- Primary Clarification - occurs after the screened flow from the screw pumps is diverted by a splitter box into primary clarifiers. Each of the four clarifiers holds 330,000 gallons. All of the settleable solids, about 60% of the suspended solids and roughly 30% of the biological oxygen demand are removed in the primary clarifiers. The settled material is called primary sludge. Floatables, such as grease and scum are also removed by surface skimming. The floatables and primary sludge are removed for further treatment.
- Secondary Treatment - this is a two step process. The first step is secondary treatment where the primary effluent flows through aeration tanks. This secondary process removes soluble organic waste by using activated sludge. Activated sludge is the biomass returned into the aeration tanks from the secondary clarifiers. Each of the four aeration tanks holds 480,000 gallons and is divided into four zones. These sections are used for establishing and mixing what is called in the wastewater field as mixed liquor. Single stage centrifugal blowers supply air to zones three and four through approximately 1200 fine bubble ceramic diffusers in each tank. The second step is secondary clarification. The aeration tank effluent (mixed liquor) flows into four 363,000 gallon secondary clarifiers where the solids formed in the secondary treatment can be separated by gravity. The settled solids are returned to the influent of the aeration tanks and mixed with the primary effluent. The returned solids are called return activated sludge (RAS) and pumped by 4000 gallon per minute pumps back into the aeration tanks. A portion of the mixed liquor is removed and called waste activated sludge (WAS). The WAS prevents over stocking the mixed liquor and forms a portion of the solid waste produced at the WWTP.
- Tertiary Clarification - process where the secondary effluent goes for further settling. Polymer can be added at the tertiary tanks which coagulate finely divided particulates and allows them to settle. The four 461,250 gallon tertiary clarifiers act as back-up to the secondary clarifiers. Tertiary sludge can be returned with the RAS or removed as a waste sludge.
- Chlorination - the disinfection process used on the tertiary effluent. One ton cylinders of chlorine are used to supply chlorine gas/water mixture into the four chlorine contact tanks. Each of the contact tanks has a mechanical mixer that assists in distributing the chlorine solution. There is also a sludge collection system in the tanks that allows removal of any residual solids that settle. Dechlorination of the disinfected effluent is done to meet the residual chlorine limit of the EPA. Sodium bisulfite is applied to the chlorine tank effluent using chemical feed pumps to deliver the solution which removed residual chlorine.
- Solids Handling - processes used to remove the solid portion of the wastewater. Primary sludge is pumped from the primary clarifiers through cyclone degritters to remove grit from the raw sludge. The grit is removed from the system and sent to a landfill. The remaining sludge is sent to the West gravity thickener to reduce the volume of sludge to be treated.
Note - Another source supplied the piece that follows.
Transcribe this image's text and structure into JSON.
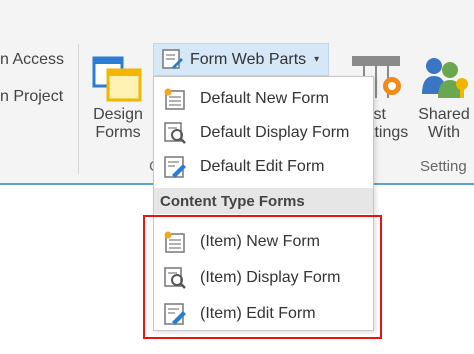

WAS is sent to the East thickener along with a polymer for volume reduction. These sludges are thickened and the water is sent back to the head of the plant. The thickened sludge from the thickeners is then pumped by pneumatic pumps to holding tanks where it is blended and stored awaiting dewatering by the belt filter press. Two two-meter belt filter presses are used for dewatering. The belt filter cake is mixed with high calcium quicklime and pumped to the sludge storage pad. The lime sludge mixture is aerated, mixed dried and then stored in the sludge storage building until recycled to agricultural land.